Because the intensity of solar radiation must be very great on 18 to achieve the required gas temperatures, even the flat quartz plate of cover 19 absorbs and reflects much solar energy in spite of the fact that it is transparent. To avoid the energy losses caused by the passage of radiation through 19 before it arrives at 18, one embodiment of the invention functions without the quartz transparent end plate on 19. In place of this end plate a second pump, not shown, is connected to the upstream end of inlet duct 23. The gas pressure from this pump forces reactants out through 18 from one set of tube clusters while at the same time vacuum pump 30 provides a draft through the alternate set of tube clusters to draw the reactants back through 18 and into that alternate set of tubes. In this embodiment housing cover 19 is not sealed to housing cylinder 5 in such a way as to provide pressure integrity across the left side of reactor 2 as it is in other embodiments. In this embodiment there is no need for pressure integrity in the space to the left of absorber 18 because the gas moving to the left and outward through 18 is drawn back through another section of 18 by the draft produced by 30. The reactant gas moving leftward through one set of tube ducts cools the ducts in this embodiment just as it does in other embodiments. Similarily, the heated gas moving to the right after being heated by 18 is cooled by the ducts just as it is in other embodiments, but there is no transparent pressure seal at the end of 21 to diminish the intensity of concentrated solar radiation impinging 18. In this embodiment the heat transfer tube ducts are the same as those in FIGS. 2, 3, 4 and 9.

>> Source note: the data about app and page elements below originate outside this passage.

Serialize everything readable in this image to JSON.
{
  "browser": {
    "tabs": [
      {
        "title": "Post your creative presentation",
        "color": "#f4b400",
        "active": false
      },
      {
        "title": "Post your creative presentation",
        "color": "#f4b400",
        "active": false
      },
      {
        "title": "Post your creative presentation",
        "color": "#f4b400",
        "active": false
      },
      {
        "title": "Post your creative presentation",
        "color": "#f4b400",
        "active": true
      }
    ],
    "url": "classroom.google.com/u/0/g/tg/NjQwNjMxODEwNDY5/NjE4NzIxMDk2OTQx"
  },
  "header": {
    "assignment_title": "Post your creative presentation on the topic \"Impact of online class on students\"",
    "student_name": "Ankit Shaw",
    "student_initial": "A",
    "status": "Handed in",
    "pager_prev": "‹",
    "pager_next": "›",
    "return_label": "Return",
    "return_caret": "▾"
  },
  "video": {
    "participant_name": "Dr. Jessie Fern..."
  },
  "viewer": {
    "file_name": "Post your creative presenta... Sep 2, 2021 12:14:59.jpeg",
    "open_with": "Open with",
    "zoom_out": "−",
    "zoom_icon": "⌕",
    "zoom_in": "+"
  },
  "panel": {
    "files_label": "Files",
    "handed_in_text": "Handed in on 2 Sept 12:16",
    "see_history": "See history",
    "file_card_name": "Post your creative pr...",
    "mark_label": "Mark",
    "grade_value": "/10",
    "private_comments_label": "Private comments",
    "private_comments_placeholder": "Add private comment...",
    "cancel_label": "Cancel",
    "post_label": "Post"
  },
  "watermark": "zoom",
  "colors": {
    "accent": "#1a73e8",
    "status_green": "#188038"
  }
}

In FIG. 11 the cylindrical wind shield 32 fits coaxially over the end of cover 19 when the transparent end plate of 19 is removed as in the embodiment described immediately above. The function of 19 is described in FIG. 10. A portion of the length of 32 extends to the left of 19 to prevent the movement of ambient air from cooling screen 18. The fit of 32 to 19 is a simple press fit in that the inner diameter of the wall of 32 is only very slightly larger than the outer diameter of 19 allowing 32 to slide over 19 when strongly pressed.
While the spool valve is an effective and simple way of repeatedly reversing the gas flow through the chemical reactor 21 for preheating the reactants and cooling the products as described in FIG. 10 by valve 22, it is not intended to limit the basic inventive concept to the use of a spool valve alone, but any valving capable of repeatedly reversing the gas flow through the reactor 21 while retaining a unidirectional flow from a source of reactants and to a product output duct is in accord with the invention. A network of single electric valves is described in my copending patent application called, "Plasma Nitrogen Fixation with Short Path Heat Transfer". In FIG. 7 of that application four simple solenoid actuated valves are operated in a network to alternate the direction of flow through a plasma chamber and in one embodiment a spool valve is used as well.